The other day, my girlfriend asked if I ever thought I would make it to four years sober. That’s a harder question than you might think.
When I first quit drinking, the answer was no. I did not expect to make it to four years, nor did I want to. I simply wanted to feel less ashamed of my choices and more in control of my life. Over time, I learned that less shame and more control were irreconcilable with continuing to drink. Over time, I wanted to stay stopped.
But did I expect to? This is one of the few cases where confidence is overrated. Your actions matter a whole lot more than your expectations. Here is a somewhat chronological list of the actions that have worked to keep me sober.
1. Stop drinking when your heart tells you to stop. Don’t worry about whether you’re a real alcoholic. Don’t worry about whether you’re done forever. Don’t worry about whether you can maintain this long-term. Like I said: confidence is over-rated. Stop when your heart asks you to.
2. Celebrate your early successes. Early in sobriety, I celebrated a lot. One week without drinking, one month. I celebrated mostly alone, mostly from the comfort of my mostly-empty one-bedroom apartment. If drinking has drained you off self-efficacy, celebrating yourself will help to rebuild it.
3. Ditch the people around whom you feel like drinking. This is clearly more complicated when it’s your kids or your husband, but if it’s your friends or drinking buddies, give it a shot. Most people won't notice your absence for one or two weekends. That may be just enough sober time to figure out whether you want to rejoin the pack.

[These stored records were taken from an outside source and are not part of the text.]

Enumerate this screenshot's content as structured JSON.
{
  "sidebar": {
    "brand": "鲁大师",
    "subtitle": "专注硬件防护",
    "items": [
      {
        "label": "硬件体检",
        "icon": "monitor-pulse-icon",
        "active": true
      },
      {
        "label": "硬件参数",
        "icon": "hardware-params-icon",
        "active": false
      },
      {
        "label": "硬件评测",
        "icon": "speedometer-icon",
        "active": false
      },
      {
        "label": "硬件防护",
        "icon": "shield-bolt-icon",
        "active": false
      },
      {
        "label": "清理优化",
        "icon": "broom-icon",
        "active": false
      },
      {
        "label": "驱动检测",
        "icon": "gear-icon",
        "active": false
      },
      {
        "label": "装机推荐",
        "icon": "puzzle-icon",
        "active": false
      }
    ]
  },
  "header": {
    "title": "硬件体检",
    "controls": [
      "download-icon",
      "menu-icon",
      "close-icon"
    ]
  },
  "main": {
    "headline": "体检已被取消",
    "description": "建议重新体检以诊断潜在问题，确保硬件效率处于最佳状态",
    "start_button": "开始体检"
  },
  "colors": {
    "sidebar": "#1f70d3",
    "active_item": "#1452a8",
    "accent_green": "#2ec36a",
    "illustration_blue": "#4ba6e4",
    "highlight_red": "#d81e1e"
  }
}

4. Replace those people with a community. No, I don’t mean you need to start going to AA. It was three months before I opted-in to AA, and even then it was halting. (I’d go to meetings, but no sober square dances or group dinners.) In the first three months, “community” meant the few close friends around whom I didn’t need to drink to enjoy myself. Community also meant books: I read a lot of people whose stories sounded like mine. Find people online or in real life who leave you feeling excited about your goals.
5. Wait out the bad feelings. Clearly, this is easier said than done. Arguably, if you knew how to tolerate bad feelings, you’d have a different relationship with alcohol. If I can be as clear and practical as possible, then, here’s what I mean: when you’re feeling bored or lonely or ashamed or unloved, it’s time to distract yourself. Work out, call someone, binge on YouTube videos, eat a snack. You don’t need the world’s most sophisticated coping mechanism. You just need to meet the goal of not drinking today.
You don’t need the world’s most sophisticated coping mechanism.
6. Replace bad feelings with good ones. This is different than coping. Seeking out good feelings takes planning and effort, whereas coping is more like damage control. For my part, I traveled. I rediscovered Groupon and Airbnb and Hopper in a big way. I quit my job and began graduate school, even though work was good enough. Without alcohol, feeling nothing wasn't an option - so I sought out new feelings, feelings like purpose, pride, novelty, agency, and fun.
7. Tell people what you’re doing. I shudder to think where I’d be now if I hadn’t told people what I was doing. Telling the people closest to me that I was trying not to drink meant that I couldn’t return to it without raising a few eyebrows. Plus, when people were curious, skeptical, or downright antagonistic, I benefitted from considering their questions. Why are you done? How do you know? What will you do instead?
8. Have a plan for change. It's often said in AA that the same you will drink again, but a different you has a better chance. The twelve steps offer one system of becoming a different you, of making lasting and incremental change. But if the steps aren't your speed, find a different theory of change that you can get behind. I remember loving the book Change or Die for its practical and no-nonsense description of how people change, but I often find recipes for change hidden in memoirs, podcasts, and research articles too. Ask yourself: What do you consider to be the ingredients for change?
What do you consider to be the ingredients for change?
9. Go deeper. Each year, I need a higher degree of self-honesty just to stay sober. My pain tolerance has gone down dramatically. I’m not working the same job, dating the same person (or gender), or living in the same state as I was when I was drinking. Hell, I don’t even believe in the same God. The reality I could tolerate four years ago and even four months ago just does not work for me today. Prepare to face an ever-more-authentic version of yourself.
10. Remember this: sober time is time well spent. I’m assuming you want to quit drinking because you want more good days and fewer bad days. I'm assuming that, when you quit, you'll have quite a few more good days. Remember this: No relapse can negate those good days - the sober time you spent on earth, the days when unaided consciousness was enough.